All expats living in Benin are advised to take out comprehensive private healthcare insurance that covers treatment in other countries, as this may be necessary. In addition, you are advised to stock up on any required prescription medicine before travelling to the country, as whilst living in Benin you will notice that the pharmacies are understocked with even the most common medicines.
Benin has had a free public school system since 2007, when it abolished school fees and opened up enrolment to all citizens. However, as French is the language of instruction and the public system is underfunded and overcrowded, most foreigners living in Benin send their children to private international schools instead.
Benin currently has a handful of international schools, all of which are located in Cotonou, the largest city, including the International Christian School of Benin, QSI International School of Benin, and the Trinity Montessori School. Benin has one major university, the National University of Benin, which has ten different institutions spread out across the country, including The University of Parakou (UNIPAR) and The School of Applied Economics and Management (ENEAM).
As a developing country, Benin does not have a transportation network of the same size or standard as many western nations. Benin's road network has 6,787 km of highway, of which 1,357 km are paved, with the paved roads mainly located in the major cities and urban areas. If you are traveling to a remote rural location, expatriates are advised to drive a 4x4 as the roads can be treacherous; furthermore, in the wet seasons roads liable to flooding are sometimes unusable, even in the cities.

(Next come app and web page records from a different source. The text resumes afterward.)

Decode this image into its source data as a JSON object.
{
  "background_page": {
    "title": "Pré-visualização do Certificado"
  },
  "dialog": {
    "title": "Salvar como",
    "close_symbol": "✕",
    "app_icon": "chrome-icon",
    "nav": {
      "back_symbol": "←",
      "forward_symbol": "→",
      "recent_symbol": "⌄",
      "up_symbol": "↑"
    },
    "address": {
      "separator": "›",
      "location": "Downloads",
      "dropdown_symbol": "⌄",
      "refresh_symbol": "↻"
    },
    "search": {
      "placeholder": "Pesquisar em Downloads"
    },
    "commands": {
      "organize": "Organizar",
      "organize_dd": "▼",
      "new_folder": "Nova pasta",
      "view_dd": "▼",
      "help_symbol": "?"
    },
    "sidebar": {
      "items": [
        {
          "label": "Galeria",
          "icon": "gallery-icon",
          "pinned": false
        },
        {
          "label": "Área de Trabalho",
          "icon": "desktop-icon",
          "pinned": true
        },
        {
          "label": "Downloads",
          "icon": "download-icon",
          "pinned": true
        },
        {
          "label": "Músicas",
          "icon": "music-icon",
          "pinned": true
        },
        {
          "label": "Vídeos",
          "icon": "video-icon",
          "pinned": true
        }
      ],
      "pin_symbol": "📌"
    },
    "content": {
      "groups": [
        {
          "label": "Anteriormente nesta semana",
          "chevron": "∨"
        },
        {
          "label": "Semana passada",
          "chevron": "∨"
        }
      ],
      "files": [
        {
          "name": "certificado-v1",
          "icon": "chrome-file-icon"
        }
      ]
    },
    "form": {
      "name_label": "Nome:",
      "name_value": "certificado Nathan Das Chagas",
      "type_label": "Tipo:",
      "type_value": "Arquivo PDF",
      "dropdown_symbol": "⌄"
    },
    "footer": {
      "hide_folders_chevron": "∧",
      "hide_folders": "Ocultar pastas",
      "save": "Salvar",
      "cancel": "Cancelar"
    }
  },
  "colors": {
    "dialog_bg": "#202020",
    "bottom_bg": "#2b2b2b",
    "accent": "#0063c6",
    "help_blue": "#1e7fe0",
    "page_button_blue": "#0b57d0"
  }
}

The railway network in Benin has 578 km (359 mi) of single track, 1,000 mm meter gauge railway. However, it does not have any direct links to other nations, even in the surrounding West African region. There is one international airport and one major seaport, both of which are located in Cotonou, the largest city in Benin.